The overall aim of the '3D' project was to develop management strategies for enhancing natural control of aphid pests in field crops, allowing farmers to fulfil their environmental commitments without jeopardising profitable crop production. This was achieved by looking at the '3Ds': invertebrate Density, Diversity and Distribution. Our research partners, Rothamsted Research, Central Science Laboratory and Scottish Agricultural Colleges, examined whether aphid control could be increased by parasitic wasps manipulated using aphid pheromones, and by hoverflies, encouraged using flower-rich margins.
In our research we studied the distribution of ground-active insects, weeds and soil moisture across six fields, over three years, using a grid of 973 sampling locations. After the first year, we established 20-metre wide set-aside strips sown with wild bird cover in four fields. For most species (insects and weeds) their distribution differed within fields, between fields and between years as did the levels of natural pest control. Insects that over-winter in the field margins and invade the field in spring were generally most abundant within 100 metres of the field boundary peaking in number during May (see Figure 1) whereas those overwintering as larvae within the field were spread across fields and most abundant in July (Fig 2).
Figure 1: Distribution of boundary overwintering invertebrates during May
Figure 2: Distribution of field overwintering invertebrates during July
Insect distribution patterns may change through time either as a consequence of movement or survival. Studies of marked beetles revealed that movement was unlikely to be responsible as few beetles crossed the field boundaries. On the other hand, survival did vary between fields. In one field the average (mean) number of beetles emerging from the soil was 1.57 million per hectare. Arable soils are therefore an important source of invertebrates for pest population suppression and as food for farmland birds and small mammals. The survival of larvae was strongly linked to soil moisture levels in winter. Weed cover affected the distribution of adults, but there was an optimum level of weed cover (10-15%) beyond which numbers declined. Further experiments in which we manipulated weed cover using herbicides confirmed that adults were more abundant in weedy crops.
The uneven distribution patterns found indicate that levels of biocontrol are highly variable, but could be reduced by providing over-wintering habitat (e.g. beetle banks) and reducing cultivations (e.g. ploughing) that destroy larvae in the soil. Boundaries provide a source of insects in spring and a refuge from adverse field operations (e.g. insecticide applications and ploughing), but may also inhibit the movement of some species.
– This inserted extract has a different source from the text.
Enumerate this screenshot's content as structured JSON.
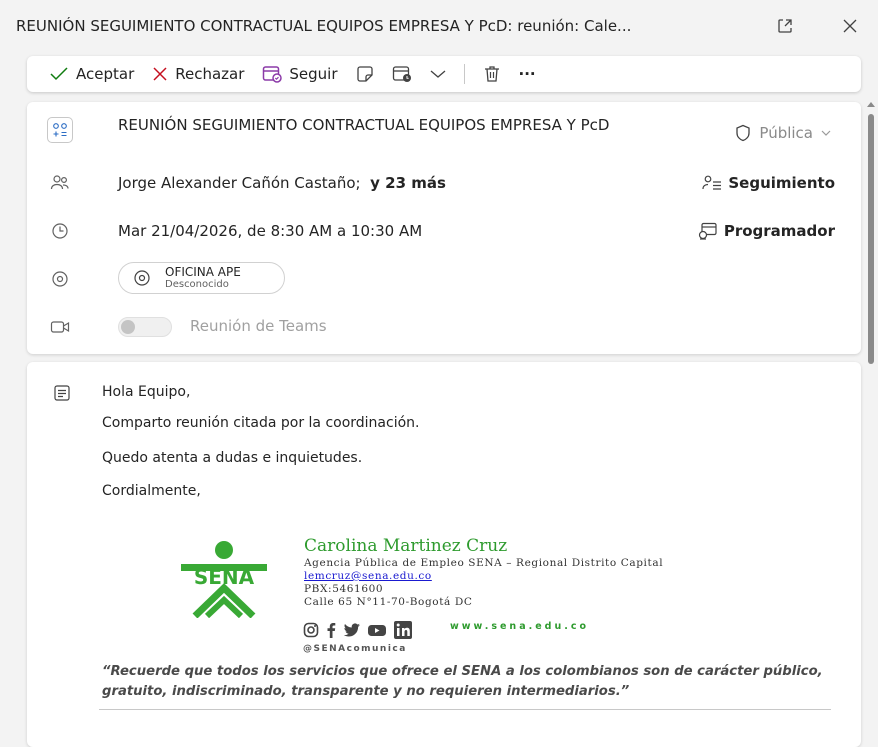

Allowing some weeds to survive within the crop and having flower-rich borders surrounding crops will encourage predatory insects.
The 3D Farming project was funded under the Sustainable Arable LINK Programme by:
Additional financial support from: